▶ _Task prompt_
Among the records below, how many lines contain "permissions"? State the number and nothing more.

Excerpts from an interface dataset
-----

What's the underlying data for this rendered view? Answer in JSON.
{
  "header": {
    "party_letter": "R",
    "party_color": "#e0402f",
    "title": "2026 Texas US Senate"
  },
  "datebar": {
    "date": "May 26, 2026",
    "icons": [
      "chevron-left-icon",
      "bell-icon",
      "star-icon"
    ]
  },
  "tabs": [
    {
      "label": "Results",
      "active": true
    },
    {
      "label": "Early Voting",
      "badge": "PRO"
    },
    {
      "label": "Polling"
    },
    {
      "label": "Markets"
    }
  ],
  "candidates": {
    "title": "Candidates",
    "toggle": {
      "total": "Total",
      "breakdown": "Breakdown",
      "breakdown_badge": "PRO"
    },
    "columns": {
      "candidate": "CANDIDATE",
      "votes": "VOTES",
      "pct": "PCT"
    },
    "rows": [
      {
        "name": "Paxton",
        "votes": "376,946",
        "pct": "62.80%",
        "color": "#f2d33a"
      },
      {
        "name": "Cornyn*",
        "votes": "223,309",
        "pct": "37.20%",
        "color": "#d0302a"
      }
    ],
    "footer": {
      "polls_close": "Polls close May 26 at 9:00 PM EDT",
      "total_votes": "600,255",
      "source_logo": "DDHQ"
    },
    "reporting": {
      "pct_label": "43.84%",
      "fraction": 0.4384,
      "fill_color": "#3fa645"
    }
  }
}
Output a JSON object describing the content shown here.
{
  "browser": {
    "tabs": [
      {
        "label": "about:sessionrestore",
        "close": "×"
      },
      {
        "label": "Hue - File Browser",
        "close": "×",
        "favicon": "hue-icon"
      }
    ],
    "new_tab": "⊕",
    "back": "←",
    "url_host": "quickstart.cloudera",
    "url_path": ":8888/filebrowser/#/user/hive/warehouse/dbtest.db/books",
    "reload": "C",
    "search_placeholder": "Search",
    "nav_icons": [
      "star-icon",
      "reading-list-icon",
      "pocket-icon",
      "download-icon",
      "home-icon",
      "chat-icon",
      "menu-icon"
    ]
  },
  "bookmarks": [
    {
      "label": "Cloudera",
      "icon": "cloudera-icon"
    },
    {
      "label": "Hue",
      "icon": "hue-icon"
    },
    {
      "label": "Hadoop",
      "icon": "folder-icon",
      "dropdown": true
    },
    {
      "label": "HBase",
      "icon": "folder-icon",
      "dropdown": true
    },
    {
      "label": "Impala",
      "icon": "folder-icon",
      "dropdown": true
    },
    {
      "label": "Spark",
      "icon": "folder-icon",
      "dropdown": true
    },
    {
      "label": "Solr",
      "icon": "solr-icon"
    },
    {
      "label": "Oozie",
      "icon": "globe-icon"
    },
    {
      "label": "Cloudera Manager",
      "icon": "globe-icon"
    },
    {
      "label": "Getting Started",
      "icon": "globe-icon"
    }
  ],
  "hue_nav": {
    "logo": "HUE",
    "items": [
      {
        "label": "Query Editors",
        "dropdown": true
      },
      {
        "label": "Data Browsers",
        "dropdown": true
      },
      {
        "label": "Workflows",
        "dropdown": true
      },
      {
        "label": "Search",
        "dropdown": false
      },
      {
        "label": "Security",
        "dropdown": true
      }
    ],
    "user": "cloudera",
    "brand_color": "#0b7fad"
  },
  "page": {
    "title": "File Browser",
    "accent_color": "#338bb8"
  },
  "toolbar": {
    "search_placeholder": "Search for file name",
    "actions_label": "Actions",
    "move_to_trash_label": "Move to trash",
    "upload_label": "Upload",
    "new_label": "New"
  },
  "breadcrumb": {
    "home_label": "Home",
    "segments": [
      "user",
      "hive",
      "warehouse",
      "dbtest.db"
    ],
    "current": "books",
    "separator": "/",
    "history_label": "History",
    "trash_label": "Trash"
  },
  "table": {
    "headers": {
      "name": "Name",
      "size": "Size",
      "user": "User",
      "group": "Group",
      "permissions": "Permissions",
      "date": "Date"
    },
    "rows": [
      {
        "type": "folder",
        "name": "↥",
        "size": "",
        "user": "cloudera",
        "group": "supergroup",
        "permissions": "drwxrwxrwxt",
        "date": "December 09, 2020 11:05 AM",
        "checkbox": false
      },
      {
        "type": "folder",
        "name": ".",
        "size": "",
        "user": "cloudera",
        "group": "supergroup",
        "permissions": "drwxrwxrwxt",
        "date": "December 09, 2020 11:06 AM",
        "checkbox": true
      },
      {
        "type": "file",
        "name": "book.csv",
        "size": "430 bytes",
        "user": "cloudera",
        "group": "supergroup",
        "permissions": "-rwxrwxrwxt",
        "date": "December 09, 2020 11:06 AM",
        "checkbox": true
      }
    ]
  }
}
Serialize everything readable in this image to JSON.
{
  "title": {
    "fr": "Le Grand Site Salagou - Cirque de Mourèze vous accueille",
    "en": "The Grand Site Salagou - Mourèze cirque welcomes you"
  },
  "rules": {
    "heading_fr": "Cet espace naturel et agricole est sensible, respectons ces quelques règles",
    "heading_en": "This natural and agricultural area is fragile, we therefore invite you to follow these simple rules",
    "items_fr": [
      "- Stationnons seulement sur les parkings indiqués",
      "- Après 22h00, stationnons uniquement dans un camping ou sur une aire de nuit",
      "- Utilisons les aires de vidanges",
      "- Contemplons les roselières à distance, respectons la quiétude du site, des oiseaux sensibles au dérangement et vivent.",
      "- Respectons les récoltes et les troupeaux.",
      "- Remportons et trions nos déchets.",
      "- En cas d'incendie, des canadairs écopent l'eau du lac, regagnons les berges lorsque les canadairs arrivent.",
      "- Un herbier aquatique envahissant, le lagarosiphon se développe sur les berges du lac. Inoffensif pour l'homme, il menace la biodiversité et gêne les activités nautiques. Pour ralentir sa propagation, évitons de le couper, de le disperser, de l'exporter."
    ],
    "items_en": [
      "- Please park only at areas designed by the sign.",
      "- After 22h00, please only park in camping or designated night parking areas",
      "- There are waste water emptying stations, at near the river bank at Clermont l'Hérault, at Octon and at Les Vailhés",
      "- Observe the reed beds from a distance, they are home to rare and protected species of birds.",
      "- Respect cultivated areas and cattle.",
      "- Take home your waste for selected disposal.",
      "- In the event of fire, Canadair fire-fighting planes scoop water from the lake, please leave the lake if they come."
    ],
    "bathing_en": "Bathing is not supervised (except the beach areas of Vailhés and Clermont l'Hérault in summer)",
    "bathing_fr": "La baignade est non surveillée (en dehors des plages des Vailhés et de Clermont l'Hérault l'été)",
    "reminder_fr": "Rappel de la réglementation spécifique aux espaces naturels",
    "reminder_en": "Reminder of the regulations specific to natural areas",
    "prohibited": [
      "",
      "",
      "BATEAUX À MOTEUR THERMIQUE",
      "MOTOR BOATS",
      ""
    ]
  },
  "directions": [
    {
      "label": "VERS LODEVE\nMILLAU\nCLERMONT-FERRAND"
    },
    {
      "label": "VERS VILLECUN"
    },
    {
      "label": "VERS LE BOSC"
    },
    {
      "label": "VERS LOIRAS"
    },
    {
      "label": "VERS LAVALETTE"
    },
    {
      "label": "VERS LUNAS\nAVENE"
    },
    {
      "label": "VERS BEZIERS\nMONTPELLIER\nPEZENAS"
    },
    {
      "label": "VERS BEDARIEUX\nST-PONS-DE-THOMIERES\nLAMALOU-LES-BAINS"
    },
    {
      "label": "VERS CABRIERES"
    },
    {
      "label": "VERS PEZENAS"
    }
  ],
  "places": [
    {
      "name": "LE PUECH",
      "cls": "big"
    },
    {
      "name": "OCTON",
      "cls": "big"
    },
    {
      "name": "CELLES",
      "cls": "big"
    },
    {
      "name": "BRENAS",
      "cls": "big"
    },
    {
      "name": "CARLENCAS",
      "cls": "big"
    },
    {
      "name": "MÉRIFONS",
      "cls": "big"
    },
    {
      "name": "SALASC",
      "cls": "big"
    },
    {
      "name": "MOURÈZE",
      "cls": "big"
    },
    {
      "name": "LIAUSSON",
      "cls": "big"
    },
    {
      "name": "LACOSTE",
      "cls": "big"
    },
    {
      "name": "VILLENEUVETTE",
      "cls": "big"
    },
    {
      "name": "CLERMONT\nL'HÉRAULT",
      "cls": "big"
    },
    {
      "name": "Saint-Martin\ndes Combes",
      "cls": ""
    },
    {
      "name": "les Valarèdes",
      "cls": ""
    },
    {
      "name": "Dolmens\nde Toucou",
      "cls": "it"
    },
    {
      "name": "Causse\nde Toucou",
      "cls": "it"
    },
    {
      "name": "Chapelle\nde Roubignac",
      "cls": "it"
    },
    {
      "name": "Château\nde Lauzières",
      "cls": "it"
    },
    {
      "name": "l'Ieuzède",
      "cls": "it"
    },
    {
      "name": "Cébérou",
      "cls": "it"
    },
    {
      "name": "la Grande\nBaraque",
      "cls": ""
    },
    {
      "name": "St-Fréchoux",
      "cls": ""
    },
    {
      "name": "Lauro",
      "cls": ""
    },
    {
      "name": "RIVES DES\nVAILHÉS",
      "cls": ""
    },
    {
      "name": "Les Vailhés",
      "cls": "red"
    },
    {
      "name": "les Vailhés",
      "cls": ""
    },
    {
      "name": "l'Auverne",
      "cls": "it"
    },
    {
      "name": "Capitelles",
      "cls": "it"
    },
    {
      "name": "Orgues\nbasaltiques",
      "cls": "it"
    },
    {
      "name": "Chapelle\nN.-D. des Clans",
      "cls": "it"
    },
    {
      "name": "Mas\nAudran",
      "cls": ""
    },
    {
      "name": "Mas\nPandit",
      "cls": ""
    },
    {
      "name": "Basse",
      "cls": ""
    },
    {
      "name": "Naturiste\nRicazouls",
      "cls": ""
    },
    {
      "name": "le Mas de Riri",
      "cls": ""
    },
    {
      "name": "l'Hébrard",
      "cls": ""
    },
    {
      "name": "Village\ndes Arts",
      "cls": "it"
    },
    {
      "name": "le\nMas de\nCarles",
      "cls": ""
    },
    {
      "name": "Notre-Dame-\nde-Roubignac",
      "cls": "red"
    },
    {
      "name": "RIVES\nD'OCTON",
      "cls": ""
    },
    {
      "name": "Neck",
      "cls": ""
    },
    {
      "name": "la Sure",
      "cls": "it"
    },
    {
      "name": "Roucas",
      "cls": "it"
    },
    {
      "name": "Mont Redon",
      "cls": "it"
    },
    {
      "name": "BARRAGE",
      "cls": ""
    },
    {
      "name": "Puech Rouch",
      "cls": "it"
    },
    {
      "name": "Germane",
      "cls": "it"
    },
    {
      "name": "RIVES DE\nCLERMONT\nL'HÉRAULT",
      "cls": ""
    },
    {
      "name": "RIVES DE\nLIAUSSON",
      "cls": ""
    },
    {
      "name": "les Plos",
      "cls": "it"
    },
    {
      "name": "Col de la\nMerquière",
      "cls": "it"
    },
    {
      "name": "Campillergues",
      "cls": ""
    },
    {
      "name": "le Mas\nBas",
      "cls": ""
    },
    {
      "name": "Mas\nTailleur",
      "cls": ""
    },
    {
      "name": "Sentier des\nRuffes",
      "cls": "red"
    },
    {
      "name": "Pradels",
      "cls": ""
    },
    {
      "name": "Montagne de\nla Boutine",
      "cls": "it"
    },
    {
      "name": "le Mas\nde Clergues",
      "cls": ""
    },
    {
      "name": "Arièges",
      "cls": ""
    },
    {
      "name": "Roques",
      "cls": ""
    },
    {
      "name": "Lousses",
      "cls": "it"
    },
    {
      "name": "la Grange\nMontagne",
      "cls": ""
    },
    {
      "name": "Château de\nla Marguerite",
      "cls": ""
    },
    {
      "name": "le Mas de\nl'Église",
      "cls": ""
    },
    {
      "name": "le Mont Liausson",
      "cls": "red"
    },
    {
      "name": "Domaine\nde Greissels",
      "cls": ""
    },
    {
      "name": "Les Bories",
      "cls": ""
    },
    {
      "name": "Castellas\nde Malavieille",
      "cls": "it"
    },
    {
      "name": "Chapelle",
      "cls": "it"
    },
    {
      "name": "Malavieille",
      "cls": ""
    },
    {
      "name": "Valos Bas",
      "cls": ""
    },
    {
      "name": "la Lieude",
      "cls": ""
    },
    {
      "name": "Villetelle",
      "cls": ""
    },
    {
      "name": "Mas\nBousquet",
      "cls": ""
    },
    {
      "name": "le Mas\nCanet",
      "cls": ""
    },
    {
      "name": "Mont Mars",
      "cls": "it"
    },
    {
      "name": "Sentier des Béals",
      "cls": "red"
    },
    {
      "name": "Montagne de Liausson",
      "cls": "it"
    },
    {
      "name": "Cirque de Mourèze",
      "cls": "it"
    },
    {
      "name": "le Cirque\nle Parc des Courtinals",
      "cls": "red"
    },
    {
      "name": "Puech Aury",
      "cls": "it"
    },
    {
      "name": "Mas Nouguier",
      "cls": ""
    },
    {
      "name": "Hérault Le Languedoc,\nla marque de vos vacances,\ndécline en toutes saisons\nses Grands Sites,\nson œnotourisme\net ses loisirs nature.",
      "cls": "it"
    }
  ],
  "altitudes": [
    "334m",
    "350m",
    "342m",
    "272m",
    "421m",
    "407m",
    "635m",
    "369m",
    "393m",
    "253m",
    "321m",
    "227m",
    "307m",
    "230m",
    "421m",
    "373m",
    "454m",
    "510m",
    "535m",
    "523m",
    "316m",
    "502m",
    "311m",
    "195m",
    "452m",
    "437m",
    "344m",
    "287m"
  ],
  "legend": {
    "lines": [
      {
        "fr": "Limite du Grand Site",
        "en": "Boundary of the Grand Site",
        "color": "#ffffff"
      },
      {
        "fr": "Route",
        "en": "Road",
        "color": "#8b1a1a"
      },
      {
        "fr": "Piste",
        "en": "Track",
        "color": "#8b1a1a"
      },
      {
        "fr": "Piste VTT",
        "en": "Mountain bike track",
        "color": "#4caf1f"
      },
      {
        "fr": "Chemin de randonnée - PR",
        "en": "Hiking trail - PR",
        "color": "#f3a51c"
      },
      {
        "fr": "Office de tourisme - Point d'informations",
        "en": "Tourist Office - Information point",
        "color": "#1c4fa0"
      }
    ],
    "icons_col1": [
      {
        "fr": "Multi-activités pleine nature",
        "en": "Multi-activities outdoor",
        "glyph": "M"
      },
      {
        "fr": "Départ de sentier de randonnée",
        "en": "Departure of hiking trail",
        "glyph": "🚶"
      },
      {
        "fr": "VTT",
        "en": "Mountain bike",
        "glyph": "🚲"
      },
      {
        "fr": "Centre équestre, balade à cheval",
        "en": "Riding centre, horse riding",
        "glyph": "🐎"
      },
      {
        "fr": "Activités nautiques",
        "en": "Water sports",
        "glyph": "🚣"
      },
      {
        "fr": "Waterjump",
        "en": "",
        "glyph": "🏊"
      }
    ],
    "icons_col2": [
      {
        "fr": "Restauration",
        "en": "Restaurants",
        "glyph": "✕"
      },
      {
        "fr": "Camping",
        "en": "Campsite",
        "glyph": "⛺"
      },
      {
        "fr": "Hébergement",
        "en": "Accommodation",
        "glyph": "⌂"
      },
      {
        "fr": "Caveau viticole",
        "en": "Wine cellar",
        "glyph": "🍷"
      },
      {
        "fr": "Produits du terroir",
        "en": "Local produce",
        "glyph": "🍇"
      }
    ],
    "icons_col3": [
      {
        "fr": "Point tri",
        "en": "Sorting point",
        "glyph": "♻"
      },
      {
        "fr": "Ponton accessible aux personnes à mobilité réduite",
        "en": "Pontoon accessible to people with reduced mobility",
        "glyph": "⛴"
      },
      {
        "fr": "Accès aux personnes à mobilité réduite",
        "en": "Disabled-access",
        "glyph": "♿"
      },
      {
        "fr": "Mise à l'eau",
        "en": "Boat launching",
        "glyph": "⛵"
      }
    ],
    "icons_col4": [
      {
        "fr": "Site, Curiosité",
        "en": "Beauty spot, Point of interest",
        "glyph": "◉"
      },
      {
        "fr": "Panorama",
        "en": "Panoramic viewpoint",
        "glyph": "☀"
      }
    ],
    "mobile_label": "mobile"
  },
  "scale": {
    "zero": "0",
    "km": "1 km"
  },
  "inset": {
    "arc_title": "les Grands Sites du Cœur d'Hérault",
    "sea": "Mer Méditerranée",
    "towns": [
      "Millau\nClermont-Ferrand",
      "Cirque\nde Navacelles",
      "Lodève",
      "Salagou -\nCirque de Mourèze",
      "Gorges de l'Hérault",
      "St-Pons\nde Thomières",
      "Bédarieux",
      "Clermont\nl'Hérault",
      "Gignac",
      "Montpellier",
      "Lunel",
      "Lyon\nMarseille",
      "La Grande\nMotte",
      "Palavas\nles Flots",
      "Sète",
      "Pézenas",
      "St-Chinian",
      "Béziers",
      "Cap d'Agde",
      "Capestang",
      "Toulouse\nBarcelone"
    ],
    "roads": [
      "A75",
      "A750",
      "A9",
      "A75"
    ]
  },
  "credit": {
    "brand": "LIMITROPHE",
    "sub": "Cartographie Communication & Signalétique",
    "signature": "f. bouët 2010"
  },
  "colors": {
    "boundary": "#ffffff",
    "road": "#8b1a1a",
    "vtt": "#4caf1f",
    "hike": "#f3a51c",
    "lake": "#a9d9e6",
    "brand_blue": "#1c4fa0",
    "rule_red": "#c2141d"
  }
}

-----

▶ _Output_
4